Saturday, July 7, 2007

My Dumb Day Jobs, Part I of II

On my recent visit to the UK, several people asked me what it was I did to earn a living. I’m not sure why there’s so much interest in my day job. Perhaps I don’t look like someone who could hold a job at all. Or perhaps I dress in such a peculiar fashion that people wonder if I’ve run off to join the circus. Or perhaps I just seem unemployed and dangerously likely to ask to borrow money. In any case, every time I took off my hat in London, passersby tossed coins into it, which seems to suggest something was a bit off.

Well, I’m going to explain this once and for all, starting with what I did before my present job. (Sorry you asked?)

I dropped out of high school in my sophomore year, and also elected to leave home (if a hard kick in the butt can be described as electing to leave). Naturally, any number of stupid jobs followed. I did a lot of farm labor--which is respectable enough--but my special gifts unerringly led me to the dumbest possible jobs in the entire agricultural sector.

For example, I was for a time a Chicken-Catcher at a large egg ranch. Yep, the job is exactly what it sounds like—I ran around and grabbed chickens that had escaped from their cages. As it turns out, chickens don't really care to be grabbed; though I suppose it's a safer career than, say, Rat-Grabber, or Cat-Grabber. If you keep hold of their feet you can carry up to five chickens at once for brief periods, although if they start to flap you look like an angel from a very low-budget fantasy movie.

At another gig, I moved flat-laid irrigation sprinklers, which involved unhooking 20-foot sections of pipe in the areas that had been watered, and then, with a partner, sinking calf-deep into the mud as we carried it over and reconnected it on the next dry land. The whole process looked a lot like films of Hitler's retreat from Russia, and left your shoes weighing in at about 12 pounds each. (Doesn’t it seem like there’d be a better way to do this? As it turns out, there is, and was, but it involves an advanced contraption called "the wheel.")

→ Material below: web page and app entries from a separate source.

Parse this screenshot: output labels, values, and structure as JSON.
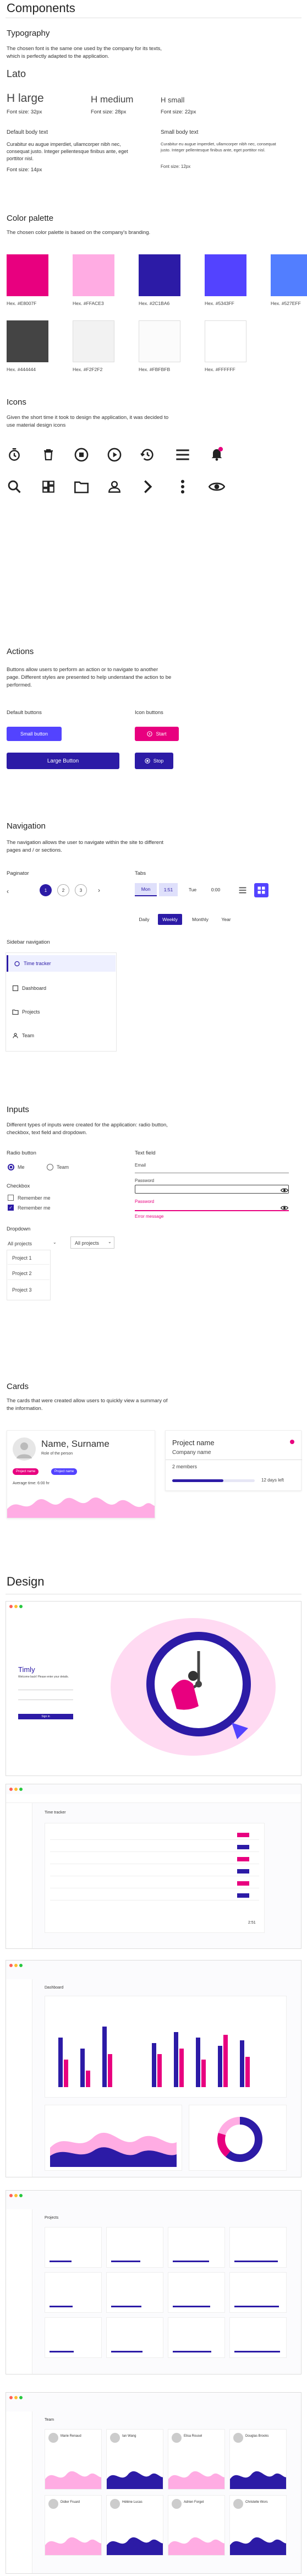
{
  "components": {
    "title": "Components"
  },
  "typography": {
    "title": "Typography",
    "desc": "The chosen font is the same one used by the company for its texts, which is perfectly adapted to the application.",
    "font_name": "Lato",
    "h_large": "H large",
    "h_large_size": "Font size: 32px",
    "h_medium": "H medium",
    "h_medium_size": "Font size: 28px",
    "h_small": "H small",
    "h_small_size": "Font size: 22px",
    "default_title": "Default body text",
    "default_text": "Curabitur eu augue imperdiet, ullamcorper nibh nec, consequat justo. Integer pellentesque finibus ante, eget porttitor nisl.",
    "default_size": "Font size: 14px",
    "small_title": "Small body text",
    "small_text": "Curabitur eu augue imperdiet, ullamcorper nibh nec, consequat justo. Integer pellentesque finibus ante, eget porttitor nisl.",
    "small_size": "Font size: 12px"
  },
  "palette": {
    "title": "Color palette",
    "desc": "The chosen color palette is based on the company's branding.",
    "colors": [
      {
        "hex": "#E8007F",
        "label": "Hex. #E8007F"
      },
      {
        "hex": "#FFACE3",
        "label": "Hex. #FFACE3"
      },
      {
        "hex": "#2C1BA6",
        "label": "Hex. #2C1BA6"
      },
      {
        "hex": "#5343FF",
        "label": "Hex. #5343FF"
      },
      {
        "hex": "#527EFF",
        "label": "Hex. #527EFF"
      },
      {
        "hex": "#444444",
        "label": "Hex. #444444"
      },
      {
        "hex": "#F2F2F2",
        "label": "Hex. #F2F2F2"
      },
      {
        "hex": "#FBFBFB",
        "label": "Hex. #FBFBFB"
      },
      {
        "hex": "#FFFFFF",
        "label": "Hex. #FFFFFF"
      }
    ]
  },
  "icons": {
    "title": "Icons",
    "desc": "Given the short time it took to design the application, it was decided to use material design icons",
    "row1": [
      "time-icon",
      "delete-icon",
      "stop-circle-icon",
      "play-circle-icon",
      "history-icon",
      "menu-icon",
      "notification-bell-icon"
    ],
    "row2": [
      "search-icon",
      "dashboard-icon",
      "folder-icon",
      "person-icon",
      "chevron-right-icon",
      "more-vert-icon",
      "visibility-icon"
    ]
  },
  "actions": {
    "title": "Actions",
    "desc": "Buttons allow users to perform an action or to navigate to another page. Different styles are presented to help understand the action to be performed.",
    "default_title": "Default buttons",
    "icon_title": "Icon buttons",
    "small_button": "Small button",
    "large_button": "Large Button",
    "start": "Start",
    "stop": "Stop"
  },
  "navigation": {
    "title": "Navigation",
    "desc": "The navigation allows the user to navigate within the site to different pages and / or sections.",
    "paginator_title": "Paginator",
    "pages": [
      "1",
      "2",
      "3"
    ],
    "tabs_title": "Tabs",
    "tabs1": [
      "Mon",
      "1:51",
      "Tue",
      "0:00"
    ],
    "tabs2": [
      "Daily",
      "Weekly",
      "Monthly",
      "Year"
    ],
    "sidebar_title": "Sidebar navigation",
    "sidebar": [
      "Time tracker",
      "Dashboard",
      "Projects",
      "Team"
    ]
  },
  "inputs": {
    "title": "Inputs",
    "desc": "Different types of inputs were created for the application: radio button, checkbox, text field and dropdown.",
    "radio_title": "Radio button",
    "radio": [
      "Me",
      "Team"
    ],
    "checkbox_title": "Checkbox",
    "checkbox": [
      "Remember me",
      "Remember me"
    ],
    "text_title": "Text field",
    "email": "Email",
    "password": "Password",
    "password_err": "Password",
    "error_msg": "Error message",
    "dropdown_title": "Dropdown",
    "dropdown": "All projects",
    "dropdown2": "All projects",
    "dropdown_items": [
      "Project 1",
      "Project 2",
      "Project 3"
    ]
  },
  "cards": {
    "title": "Cards",
    "desc": "The cards that were created allow users to quickly view a summary of the information.",
    "name": "Name, Surname",
    "role": "Role of the person",
    "badge1": "Project name",
    "badge2": "Project name",
    "avg": "Average time: 6:00 hr",
    "project_name": "Project name",
    "company": "Company name",
    "members": "2 members",
    "days_left": "12 days left",
    "progress": 0.62
  },
  "design": {
    "title": "Design",
    "login_logo": "Timly",
    "login_sub": "Welcome back! Please enter your details.",
    "login_btn": "Sign in",
    "tracker_title": "Time tracker",
    "tracker_total": "2:51",
    "dashboard_title": "Dashboard",
    "projects_title": "Projects",
    "team_title": "Team",
    "team_names": [
      "Marie Renaud",
      "Ian Wang",
      "Elisa Rousel",
      "Douglas Brooks",
      "Didier Fruard",
      "Hélène Lucas",
      "Adrien Forget",
      "Christelle Wors"
    ]
  }
}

Best of all, I was night watchman at a mushroom farm outside Salem, Oregon, spending evenings wandering through giant heated warehouses filled with stacked trays of steaming cow manure, checking the temperature and humidity. Every time you came through, the mushrooms would be noticibly, creepily, bigger. I knew mushrooms could appear overnight, but having them get larger by the hour was unsettling.

My supervisor at the mushroom farm had been in night work at the site for at least thirty years and was proud, by god, of the fact that he hadn’t seen the sunshine since the Korean War. He looked like you might expect, too, pale, squinty, and fragile, with a wispy little ciliated mustache. There were invariably half-filled baskets of mushrooms sitting around, and I was invited to take them home. (Pamela and I ate a lot of broiled mushrooms for a while there. Believe me: even a hobbit would get tired of them after a bit.)

I also worked on a dock in Alaska offloading slimy halibut, each the size of a modest dining table. According to my calculations, halibut are ten percent slime by weight, so a four-hundred-pound flounder could provide at least forty pounds of slime. (Had to throw away my clothes when I quit that one). I washed dishes, hoed weeds, sowed seeds, and, for one memorable day before some bozo in a skidder lowered a log onto my leg, set choke for a fly-by-night timber operation. (If you don't know what setting choke is...well, you probably don't care.) And, oh, yeah—I was actually an encounter-group facilitator at the Redlands Free Clinic, wherein my main skill was to be able to stay awake for 24 hours at a stretch and hug people while they cried. (Of all the jobs I’ve ever had, that was probably the job I was best suited for. I can stay awake, and hugging doesn't require any great precision or training.)

Oh, I almost forgot—I and a friend were for a very brief time the world’s most unsuccessful drug dealers. By unsuccessful, I mean that by the time we were done, we owed money. It turns out we were better consumers than salespeople. (Hey, gimme a break. I was 16.)

Now, all this was quite amusing, but too much of the amusement was at my expense, so at some point I weaseled my way into college from whence I stumbled into my present so-called career. And this leads us, in the next post, to a singularly uninteresting story...

5 comments:

Anonymous said...

I find all of your stories very interesting. Though I've known you since you were under two years of age, I had no idea you had all these jobs in agriculture. It's also fun to read of your travels.
Aunt Bonnie

David Isaak said...

Hi, Bonnie!

For those of you who don't know, that really is my aunt, and she isn't all that much older than me.

I and all my guy friends used to have this huge crush on her...but she was too busy marrying my uncle to notice.

Sam Taylor said...

You make my life look positively boring. :) A life well-lived makes for better stories in the end.

David Isaak said...

Hi Sam

He lies one whose life was lived dumbly, if perhaps not so well...

Sam Taylor said...

Your life looks well-lived to me, from the outside at least. :)